• By Jack Keeney, FRHC Social Media Manager

Using the Stressors of the Holidays to Your Advantage!

As one of our pastors said a couple of weeks ago, in his sermon, that whatever experience you're having, the holidays just intensify it. If joy/happiness, more intense joy and happiness. If sadness or depression, more intense experiencing of those feelings. You would likely agree.

Maybe you've lost a loved one this year, and as Thanksgiving was approaching (and now Christmas) you feel the loss more deeply than before. I really feel for you. Can you perhaps reach out for comfort and empathy from a good friend (or two) you haven't talked to in awhile. That can seriously ease the pain, at least little by little. Maybe it's time also to join a much-needed support group (church/religious based or otherwise). At this link, (https://www.psychologytoday.com/us/groups/maryland ) you can search support groups throughout Maryland, for example. Also, see this U.S. Government site: https://bit.ly/2brtYMa. Don't go through this alone! Our organization can refer you to counseling, if you prefer.

Maybe too, it's time to work on your assertiveness skills. At this time of the year especially, it is important to guard your time, your schedule, and your energy levels. Saying “NO” to family and friends to additional Christmastime events, concerts etc. (as great as they are) is probably necessary. I have already declined one Christmas concert from a sister-in-law, because I'd had 3 different gatherings the prior 3 days. I told her in advance I might not make her church's concert. In “Using the Yes/No Method to Reduce Your Holiday Stress” by Dr. Lisa Kaplin[1], she goes into more depth of the whys and methods for doing this—handling the related feelings of guilt or resentment. She points out importantly that if others aren't happy with your decision, it is their problem! There are even community college classes in assertiveness skills, if you need that kind of help.

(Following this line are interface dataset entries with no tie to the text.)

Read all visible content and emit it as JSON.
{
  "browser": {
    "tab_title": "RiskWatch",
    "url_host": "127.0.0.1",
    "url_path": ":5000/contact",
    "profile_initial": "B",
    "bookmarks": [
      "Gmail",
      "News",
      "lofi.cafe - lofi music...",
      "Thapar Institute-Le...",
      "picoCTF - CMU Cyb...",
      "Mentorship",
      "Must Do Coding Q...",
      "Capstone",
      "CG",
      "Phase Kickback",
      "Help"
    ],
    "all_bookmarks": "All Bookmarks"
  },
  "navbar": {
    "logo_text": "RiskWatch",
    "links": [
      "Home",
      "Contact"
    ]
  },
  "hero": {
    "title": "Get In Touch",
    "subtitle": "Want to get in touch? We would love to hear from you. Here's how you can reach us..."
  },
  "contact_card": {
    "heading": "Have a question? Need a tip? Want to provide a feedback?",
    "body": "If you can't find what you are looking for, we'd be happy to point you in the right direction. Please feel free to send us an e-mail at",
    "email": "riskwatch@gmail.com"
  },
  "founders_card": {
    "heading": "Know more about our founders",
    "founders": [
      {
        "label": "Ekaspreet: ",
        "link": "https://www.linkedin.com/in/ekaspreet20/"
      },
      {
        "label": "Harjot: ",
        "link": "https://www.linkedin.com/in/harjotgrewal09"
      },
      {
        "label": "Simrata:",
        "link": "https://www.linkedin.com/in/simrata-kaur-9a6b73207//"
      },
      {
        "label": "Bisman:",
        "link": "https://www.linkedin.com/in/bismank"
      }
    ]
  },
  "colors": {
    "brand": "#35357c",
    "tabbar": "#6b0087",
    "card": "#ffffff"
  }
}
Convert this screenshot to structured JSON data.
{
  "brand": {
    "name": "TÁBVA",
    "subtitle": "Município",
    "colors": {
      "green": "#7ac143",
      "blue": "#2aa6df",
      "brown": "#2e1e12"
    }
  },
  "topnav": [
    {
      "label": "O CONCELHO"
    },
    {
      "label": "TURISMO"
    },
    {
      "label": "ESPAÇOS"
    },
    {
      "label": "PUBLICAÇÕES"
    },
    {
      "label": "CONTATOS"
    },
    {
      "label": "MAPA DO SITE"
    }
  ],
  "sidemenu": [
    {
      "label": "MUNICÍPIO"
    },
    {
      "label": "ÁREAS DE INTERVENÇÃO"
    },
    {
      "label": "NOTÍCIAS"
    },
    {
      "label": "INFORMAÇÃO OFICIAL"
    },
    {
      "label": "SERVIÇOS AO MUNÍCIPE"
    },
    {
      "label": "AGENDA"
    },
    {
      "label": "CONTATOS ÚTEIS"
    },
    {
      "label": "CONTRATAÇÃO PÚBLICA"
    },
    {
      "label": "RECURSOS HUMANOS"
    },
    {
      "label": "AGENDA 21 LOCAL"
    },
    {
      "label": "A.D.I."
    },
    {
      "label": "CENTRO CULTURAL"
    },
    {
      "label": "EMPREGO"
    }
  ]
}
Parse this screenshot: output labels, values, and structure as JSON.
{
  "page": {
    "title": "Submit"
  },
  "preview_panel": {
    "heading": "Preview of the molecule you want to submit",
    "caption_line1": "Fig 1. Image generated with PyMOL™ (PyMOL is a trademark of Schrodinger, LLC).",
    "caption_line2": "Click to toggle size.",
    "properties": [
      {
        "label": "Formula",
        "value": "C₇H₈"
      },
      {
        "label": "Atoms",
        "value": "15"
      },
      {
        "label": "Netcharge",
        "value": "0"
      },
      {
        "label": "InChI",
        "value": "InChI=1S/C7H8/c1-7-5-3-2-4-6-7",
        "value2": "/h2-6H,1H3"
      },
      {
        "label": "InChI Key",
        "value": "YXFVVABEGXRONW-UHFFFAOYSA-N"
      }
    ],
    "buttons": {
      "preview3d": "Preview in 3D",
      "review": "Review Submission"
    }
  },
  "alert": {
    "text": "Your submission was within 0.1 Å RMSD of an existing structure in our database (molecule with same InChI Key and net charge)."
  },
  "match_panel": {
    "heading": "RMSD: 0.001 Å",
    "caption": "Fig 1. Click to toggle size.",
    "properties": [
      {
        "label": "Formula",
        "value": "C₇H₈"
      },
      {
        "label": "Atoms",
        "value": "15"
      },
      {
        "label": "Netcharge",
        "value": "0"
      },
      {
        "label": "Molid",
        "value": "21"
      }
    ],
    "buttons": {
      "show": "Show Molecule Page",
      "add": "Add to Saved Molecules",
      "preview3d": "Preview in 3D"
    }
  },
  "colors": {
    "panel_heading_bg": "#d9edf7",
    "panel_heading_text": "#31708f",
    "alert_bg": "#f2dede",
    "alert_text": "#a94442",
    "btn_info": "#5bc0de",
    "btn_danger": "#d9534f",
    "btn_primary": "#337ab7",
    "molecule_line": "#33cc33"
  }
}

So, our intense feelings during this sometimes tough time of year, can have silver linings, such as opportunities to learn, grow, and overcome.

[1]Kaplin, Lisa (2018). Using the Yes/No Method to Reduce Your Holiday Stress. Psych Central. Retrieved from https://psychcentral.com/blog/using-the-yesno-method-to-reduce-your-holiday-stress/.

Featured Posts
Recent Posts
Search By Tags